Aneel L. Chablani serves as Director of ABLE in Toledo, Ohio. ABLE is an unrestricted poverty law firm serving low-income individuals and groups in Northwest and West Central Ohio. As Director of Advocacy, Aneel oversees impact litigation and broad based advocacy in ABLE’s practice groups covering Housing and Community Economic Development, Healthcare and Public Benefits, Migrant Farmworker Rights, and Education. Prior to joining ABLE, Aneel worked with the Capital Appeals Project in New Orleans representing inmates on Louisiana’s death row. Aneel began his legal career with the Legal Assistance Foundation of Metropolitan Chicago. He is a graduate of Loyola University Chicago School of Law and the University of Notre Dame.
What’s a case or client or piece of advocacy that comes to mind as giving you particular personal satisfaction? Why?
It’s difficult to pick a particular case or project; I feel the most personal satisfaction in situations where my advocacy is addressing a fundamental inequity and attempting to change the balance of power. The satisfaction comes as much from the righteous struggle as it does from the (hopefully) successful outcome.
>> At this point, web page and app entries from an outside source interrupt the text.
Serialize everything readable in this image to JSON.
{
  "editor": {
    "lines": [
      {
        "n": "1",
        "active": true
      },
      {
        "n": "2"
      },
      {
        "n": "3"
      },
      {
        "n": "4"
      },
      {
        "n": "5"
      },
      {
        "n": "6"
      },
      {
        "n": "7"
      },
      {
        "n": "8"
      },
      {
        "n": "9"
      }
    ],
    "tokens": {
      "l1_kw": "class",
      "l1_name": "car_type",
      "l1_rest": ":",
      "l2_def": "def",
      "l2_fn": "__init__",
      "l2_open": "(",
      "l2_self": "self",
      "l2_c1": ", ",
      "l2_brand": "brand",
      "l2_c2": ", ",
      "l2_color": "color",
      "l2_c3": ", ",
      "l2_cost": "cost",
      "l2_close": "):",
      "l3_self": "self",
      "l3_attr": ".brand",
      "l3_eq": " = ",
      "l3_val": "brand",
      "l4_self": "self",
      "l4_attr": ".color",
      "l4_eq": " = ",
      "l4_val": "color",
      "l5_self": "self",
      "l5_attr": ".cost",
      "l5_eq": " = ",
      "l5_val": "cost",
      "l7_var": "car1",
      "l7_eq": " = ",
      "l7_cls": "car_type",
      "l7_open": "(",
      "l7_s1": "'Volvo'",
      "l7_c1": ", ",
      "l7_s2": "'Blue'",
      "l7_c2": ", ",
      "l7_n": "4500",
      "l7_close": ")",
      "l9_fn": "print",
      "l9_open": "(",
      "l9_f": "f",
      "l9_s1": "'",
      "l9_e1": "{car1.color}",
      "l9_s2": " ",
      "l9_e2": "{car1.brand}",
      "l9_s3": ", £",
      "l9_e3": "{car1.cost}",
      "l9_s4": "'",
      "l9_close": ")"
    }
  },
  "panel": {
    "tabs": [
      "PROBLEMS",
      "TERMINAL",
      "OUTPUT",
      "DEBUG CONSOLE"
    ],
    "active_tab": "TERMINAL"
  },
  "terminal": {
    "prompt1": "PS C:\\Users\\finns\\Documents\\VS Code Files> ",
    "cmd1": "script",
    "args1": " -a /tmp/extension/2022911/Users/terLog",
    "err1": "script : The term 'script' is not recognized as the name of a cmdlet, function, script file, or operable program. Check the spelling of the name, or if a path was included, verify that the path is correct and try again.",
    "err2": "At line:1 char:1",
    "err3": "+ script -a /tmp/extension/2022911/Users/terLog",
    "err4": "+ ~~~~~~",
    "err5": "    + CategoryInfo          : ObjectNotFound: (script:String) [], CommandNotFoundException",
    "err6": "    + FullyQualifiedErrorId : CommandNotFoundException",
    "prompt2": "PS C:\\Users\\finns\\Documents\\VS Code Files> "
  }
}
I experienced this working as part of the foreclosure prevention project at LAF in the early 2000s. We worked with longtime homeowners in dire straits after scams and equity stripping by lenders put them at risk of losing their homes. A success was not just saving someone’s home; it was also helping to restore to these clients a sense of independence, stability, and self-determination. My work in Louisiana with the Capital Appeals Project involved representing clients on death row where personal satisfaction came in the struggle not only to identify winning legal arguments, but also in drafting appellate briefs that could bring humanity and dignity to individuals otherwise demonized and discarded. At ABLE we’ve taken on battles dealing with housing segregation, race disparities in education, ethnic profiling, improper denials of access to Medicaid benefits, and transportation inequities. Satisfaction comes in seeing clients and community groups empowered through these challenges.
You wrote an article for Clearinghouse Review on your program’s experience with racial justice advocacy. Why should programs focus on racial justice instead of economic disparities only?
Every legal aid advocate should read Advancing Racial Equity—a Legal Services Imperative by Camille Holmes and Francisca Fajana. In simple terms, we are not a “post-racial” society. We haven’t come close to undoing our nation’s legacy of structural and systemic racism—just look at our schools and prisons. In many situations, those racial injustices have become enmeshed with economic inequities, but that doesn’t mean we can apply universal remedies. We aren’t going to solve these problems unless we address both the racial injustice and economic disparities as distinct animals. Professor John Powell explains this better than anyone through his explanation of targeted universalism.
If you were in charge, what’s one way (other than having more funding!) that public interest legal work would be different?
In simple terms, we are not a ‘post-racial’ society. We haven’t come close to undoing our nation’s legacy of structural and systemic racism—just look at our schools and prisons.
Well, we already have some great leaders out there and many talented advocates doing exciting work. One area where we can improve is becoming better connected to community-based advocacy groups and aligning ourselves with the larger social justice movement. There are many advocates out in the field organizing and working to build coalitions to address injustices; legal services should be connected to these efforts. We should be working with these groups to identify shared priorities and identifying what resources and skills we can contribute as part of these efforts.
You serve as a faculty member for the Shriver Center’s Affirmative Litigation Training program. What’s the one thing you hope participants take from that training?
We have to do our best to position ourselves to be out in front of issues affecting our clients; affirmative litigation gives you the opportunity to do just that. The ALT program teaches that we can and should identify problems early and develop aggressive strategies to address them. Instead of responding on defense, affirmative litigation allows us to choose the forum, frame the issues, and control the narrative.
What’s one of your guilty pleasures?
Lazy Sunday mornings with coffee and the New York Times.
Aneel can be reached at aChablani@AbleLaw.org